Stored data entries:
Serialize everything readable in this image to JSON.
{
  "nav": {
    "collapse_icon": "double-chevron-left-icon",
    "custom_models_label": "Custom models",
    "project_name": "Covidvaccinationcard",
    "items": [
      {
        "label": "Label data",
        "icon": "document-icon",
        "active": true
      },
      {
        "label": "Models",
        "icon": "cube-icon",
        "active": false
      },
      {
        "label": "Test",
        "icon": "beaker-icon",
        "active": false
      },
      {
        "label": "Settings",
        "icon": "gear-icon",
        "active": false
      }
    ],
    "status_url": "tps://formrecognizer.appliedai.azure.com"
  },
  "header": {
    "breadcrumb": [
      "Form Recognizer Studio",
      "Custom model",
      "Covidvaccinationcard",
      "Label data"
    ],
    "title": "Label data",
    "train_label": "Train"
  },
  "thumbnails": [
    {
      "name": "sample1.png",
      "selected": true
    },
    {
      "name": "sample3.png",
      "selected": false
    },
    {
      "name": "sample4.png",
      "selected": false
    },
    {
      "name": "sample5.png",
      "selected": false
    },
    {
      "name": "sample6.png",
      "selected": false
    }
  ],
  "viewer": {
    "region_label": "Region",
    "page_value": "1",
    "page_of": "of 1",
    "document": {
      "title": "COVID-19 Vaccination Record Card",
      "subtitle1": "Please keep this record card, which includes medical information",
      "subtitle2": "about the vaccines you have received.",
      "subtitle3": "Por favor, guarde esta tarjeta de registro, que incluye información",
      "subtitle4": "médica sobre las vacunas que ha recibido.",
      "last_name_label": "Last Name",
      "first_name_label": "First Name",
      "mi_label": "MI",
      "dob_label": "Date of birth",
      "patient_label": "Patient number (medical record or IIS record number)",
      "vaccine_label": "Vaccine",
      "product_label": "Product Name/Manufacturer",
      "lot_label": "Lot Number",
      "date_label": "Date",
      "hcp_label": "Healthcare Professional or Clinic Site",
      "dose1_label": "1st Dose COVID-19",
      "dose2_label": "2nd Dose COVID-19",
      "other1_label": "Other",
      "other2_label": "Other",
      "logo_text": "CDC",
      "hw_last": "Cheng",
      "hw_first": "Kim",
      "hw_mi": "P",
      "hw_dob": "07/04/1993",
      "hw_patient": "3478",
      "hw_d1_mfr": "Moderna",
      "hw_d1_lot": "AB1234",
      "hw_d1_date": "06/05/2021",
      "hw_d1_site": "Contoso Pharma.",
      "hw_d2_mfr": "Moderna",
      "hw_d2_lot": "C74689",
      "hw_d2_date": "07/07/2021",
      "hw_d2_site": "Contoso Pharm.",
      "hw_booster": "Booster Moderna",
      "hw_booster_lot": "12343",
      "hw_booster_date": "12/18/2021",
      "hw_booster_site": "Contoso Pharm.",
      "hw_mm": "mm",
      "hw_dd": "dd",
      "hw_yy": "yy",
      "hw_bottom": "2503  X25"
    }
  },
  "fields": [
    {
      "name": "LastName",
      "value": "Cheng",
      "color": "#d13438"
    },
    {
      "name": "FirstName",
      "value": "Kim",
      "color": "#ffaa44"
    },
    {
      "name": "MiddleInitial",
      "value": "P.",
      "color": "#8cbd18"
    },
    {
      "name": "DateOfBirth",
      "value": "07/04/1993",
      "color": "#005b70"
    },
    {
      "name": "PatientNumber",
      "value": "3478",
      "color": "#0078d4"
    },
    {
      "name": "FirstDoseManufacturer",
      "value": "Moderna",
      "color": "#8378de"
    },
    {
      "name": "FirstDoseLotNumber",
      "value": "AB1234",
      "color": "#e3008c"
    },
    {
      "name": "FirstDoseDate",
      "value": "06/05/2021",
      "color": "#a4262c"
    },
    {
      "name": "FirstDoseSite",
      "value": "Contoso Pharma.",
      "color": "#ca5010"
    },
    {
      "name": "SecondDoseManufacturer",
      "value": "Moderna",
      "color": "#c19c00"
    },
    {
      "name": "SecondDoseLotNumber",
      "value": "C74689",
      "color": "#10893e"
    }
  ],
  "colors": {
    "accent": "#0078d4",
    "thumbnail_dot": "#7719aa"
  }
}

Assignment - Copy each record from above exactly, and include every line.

Result for this task -
Serialize everything readable in this image to JSON.
{
  "nav": {
    "collapse_icon": "double-chevron-left-icon",
    "custom_models_label": "Custom models",
    "project_name": "Covidvaccinationcard",
    "items": [
      {
        "label": "Label data",
        "icon": "document-icon",
        "active": true
      },
      {
        "label": "Models",
        "icon": "cube-icon",
        "active": false
      },
      {
        "label": "Test",
        "icon": "beaker-icon",
        "active": false
      },
      {
        "label": "Settings",
        "icon": "gear-icon",
        "active": false
      }
    ],
    "status_url": "tps://formrecognizer.appliedai.azure.com"
  },
  "header": {
    "breadcrumb": [
      "Form Recognizer Studio",
      "Custom model",
      "Covidvaccinationcard",
      "Label data"
    ],
    "title": "Label data",
    "train_label": "Train"
  },
  "thumbnails": [
    {
      "name": "sample1.png",
      "selected": true
    },
    {
      "name": "sample3.png",
      "selected": false
    },
    {
      "name": "sample4.png",
      "selected": false
    },
    {
      "name": "sample5.png",
      "selected": false
    },
    {
      "name": "sample6.png",
      "selected": false
    }
  ],
  "viewer": {
    "region_label": "Region",
    "page_value": "1",
    "page_of": "of 1",
    "document": {
      "title": "COVID-19 Vaccination Record Card",
      "subtitle1": "Please keep this record card, which includes medical information",
      "subtitle2": "about the vaccines you have received.",
      "subtitle3": "Por favor, guarde esta tarjeta de registro, que incluye información",
      "subtitle4": "médica sobre las vacunas que ha recibido.",
      "last_name_label": "Last Name",
      "first_name_label": "First Name",
      "mi_label": "MI",
      "dob_label": "Date of birth",
      "patient_label": "Patient number (medical record or IIS record number)",
      "vaccine_label": "Vaccine",
      "product_label": "Product Name/Manufacturer",
      "lot_label": "Lot Number",
      "date_label": "Date",
      "hcp_label": "Healthcare Professional or Clinic Site",
      "dose1_label": "1st Dose COVID-19",
      "dose2_label": "2nd Dose COVID-19",
      "other1_label": "Other",
      "other2_label": "Other",
      "logo_text": "CDC",
      "hw_last": "Cheng",
      "hw_first": "Kim",
      "hw_mi": "P",
      "hw_dob": "07/04/1993",
      "hw_patient": "3478",
      "hw_d1_mfr": "Moderna",
      "hw_d1_lot": "AB1234",
      "hw_d1_date": "06/05/2021",
      "hw_d1_site": "Contoso Pharma.",
      "hw_d2_mfr": "Moderna",
      "hw_d2_lot": "C74689",
      "hw_d2_date": "07/07/2021",
      "hw_d2_site": "Contoso Pharm.",
      "hw_booster": "Booster Moderna",
      "hw_booster_lot": "12343",
      "hw_booster_date": "12/18/2021",
      "hw_booster_site": "Contoso Pharm.",
      "hw_mm": "mm",
      "hw_dd": "dd",
      "hw_yy": "yy",
      "hw_bottom": "2503  X25"
    }
  },
  "fields": [
    {
      "name": "LastName",
      "value": "Cheng",
      "color": "#d13438"
    },
    {
      "name": "FirstName",
      "value": "Kim",
      "color": "#ffaa44"
    },
    {
      "name": "MiddleInitial",
      "value": "P.",
      "color": "#8cbd18"
    },
    {
      "name": "DateOfBirth",
      "value": "07/04/1993",
      "color": "#005b70"
    },
    {
      "name": "PatientNumber",
      "value": "3478",
      "color": "#0078d4"
    },
    {
      "name": "FirstDoseManufacturer",
      "value": "Moderna",
      "color": "#8378de"
    },
    {
      "name": "FirstDoseLotNumber",
      "value": "AB1234",
      "color": "#e3008c"
    },
    {
      "name": "FirstDoseDate",
      "value": "06/05/2021",
      "color": "#a4262c"
    },
    {
      "name": "FirstDoseSite",
      "value": "Contoso Pharma.",
      "color": "#ca5010"
    },
    {
      "name": "SecondDoseManufacturer",
      "value": "Moderna",
      "color": "#c19c00"
    },
    {
      "name": "SecondDoseLotNumber",
      "value": "C74689",
      "color": "#10893e"
    }
  ],
  "colors": {
    "accent": "#0078d4",
    "thumbnail_dot": "#7719aa"
  }
}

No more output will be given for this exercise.